Content starts
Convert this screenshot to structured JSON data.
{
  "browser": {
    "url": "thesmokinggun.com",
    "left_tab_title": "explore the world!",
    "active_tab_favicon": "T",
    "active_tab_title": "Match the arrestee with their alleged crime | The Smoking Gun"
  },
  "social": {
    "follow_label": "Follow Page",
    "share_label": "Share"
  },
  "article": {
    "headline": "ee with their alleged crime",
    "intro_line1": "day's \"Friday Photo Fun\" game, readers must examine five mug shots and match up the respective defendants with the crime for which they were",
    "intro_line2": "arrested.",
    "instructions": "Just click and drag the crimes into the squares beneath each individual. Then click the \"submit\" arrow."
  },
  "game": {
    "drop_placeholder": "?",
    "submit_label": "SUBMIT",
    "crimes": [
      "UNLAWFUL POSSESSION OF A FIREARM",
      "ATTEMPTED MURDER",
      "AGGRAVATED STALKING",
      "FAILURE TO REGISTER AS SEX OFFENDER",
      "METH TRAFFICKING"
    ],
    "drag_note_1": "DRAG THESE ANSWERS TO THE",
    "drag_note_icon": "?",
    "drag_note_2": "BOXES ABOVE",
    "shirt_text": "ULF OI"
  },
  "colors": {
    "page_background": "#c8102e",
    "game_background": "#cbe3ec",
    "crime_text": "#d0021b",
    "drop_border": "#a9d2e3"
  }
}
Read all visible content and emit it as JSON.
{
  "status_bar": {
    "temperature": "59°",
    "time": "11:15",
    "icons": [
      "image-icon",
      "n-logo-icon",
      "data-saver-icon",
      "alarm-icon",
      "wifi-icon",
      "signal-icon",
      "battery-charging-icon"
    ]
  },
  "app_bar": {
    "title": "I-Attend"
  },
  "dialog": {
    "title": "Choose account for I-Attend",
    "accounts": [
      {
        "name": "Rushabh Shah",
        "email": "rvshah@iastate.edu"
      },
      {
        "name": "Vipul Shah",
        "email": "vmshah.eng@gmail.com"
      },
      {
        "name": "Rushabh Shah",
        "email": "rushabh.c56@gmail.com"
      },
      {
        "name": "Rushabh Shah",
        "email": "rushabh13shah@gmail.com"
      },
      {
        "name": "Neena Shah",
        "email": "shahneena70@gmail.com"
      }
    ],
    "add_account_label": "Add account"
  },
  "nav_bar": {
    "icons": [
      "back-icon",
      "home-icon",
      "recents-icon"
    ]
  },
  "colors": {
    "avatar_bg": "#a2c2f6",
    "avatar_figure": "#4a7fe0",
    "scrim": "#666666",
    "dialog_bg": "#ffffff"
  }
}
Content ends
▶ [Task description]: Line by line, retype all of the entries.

▶ [Output]:
Convert this screenshot to structured JSON data.
{
  "browser": {
    "url": "thesmokinggun.com",
    "left_tab_title": "explore the world!",
    "active_tab_favicon": "T",
    "active_tab_title": "Match the arrestee with their alleged crime | The Smoking Gun"
  },
  "social": {
    "follow_label": "Follow Page",
    "share_label": "Share"
  },
  "article": {
    "headline": "ee with their alleged crime",
    "intro_line1": "day's \"Friday Photo Fun\" game, readers must examine five mug shots and match up the respective defendants with the crime for which they were",
    "intro_line2": "arrested.",
    "instructions": "Just click and drag the crimes into the squares beneath each individual. Then click the \"submit\" arrow."
  },
  "game": {
    "drop_placeholder": "?",
    "submit_label": "SUBMIT",
    "crimes": [
      "UNLAWFUL POSSESSION OF A FIREARM",
      "ATTEMPTED MURDER",
      "AGGRAVATED STALKING",
      "FAILURE TO REGISTER AS SEX OFFENDER",
      "METH TRAFFICKING"
    ],
    "drag_note_1": "DRAG THESE ANSWERS TO THE",
    "drag_note_icon": "?",
    "drag_note_2": "BOXES ABOVE",
    "shirt_text": "ULF OI"
  },
  "colors": {
    "page_background": "#c8102e",
    "game_background": "#cbe3ec",
    "crime_text": "#d0021b",
    "drop_border": "#a9d2e3"
  }
}
Read all visible content and emit it as JSON.
{
  "status_bar": {
    "temperature": "59°",
    "time": "11:15",
    "icons": [
      "image-icon",
      "n-logo-icon",
      "data-saver-icon",
      "alarm-icon",
      "wifi-icon",
      "signal-icon",
      "battery-charging-icon"
    ]
  },
  "app_bar": {
    "title": "I-Attend"
  },
  "dialog": {
    "title": "Choose account for I-Attend",
    "accounts": [
      {
        "name": "Rushabh Shah",
        "email": "rvshah@iastate.edu"
      },
      {
        "name": "Vipul Shah",
        "email": "vmshah.eng@gmail.com"
      },
      {
        "name": "Rushabh Shah",
        "email": "rushabh.c56@gmail.com"
      },
      {
        "name": "Rushabh Shah",
        "email": "rushabh13shah@gmail.com"
      },
      {
        "name": "Neena Shah",
        "email": "shahneena70@gmail.com"
      }
    ],
    "add_account_label": "Add account"
  },
  "nav_bar": {
    "icons": [
      "back-icon",
      "home-icon",
      "recents-icon"
    ]
  },
  "colors": {
    "avatar_bg": "#a2c2f6",
    "avatar_figure": "#4a7fe0",
    "scrim": "#666666",
    "dialog_bg": "#ffffff"
  }
}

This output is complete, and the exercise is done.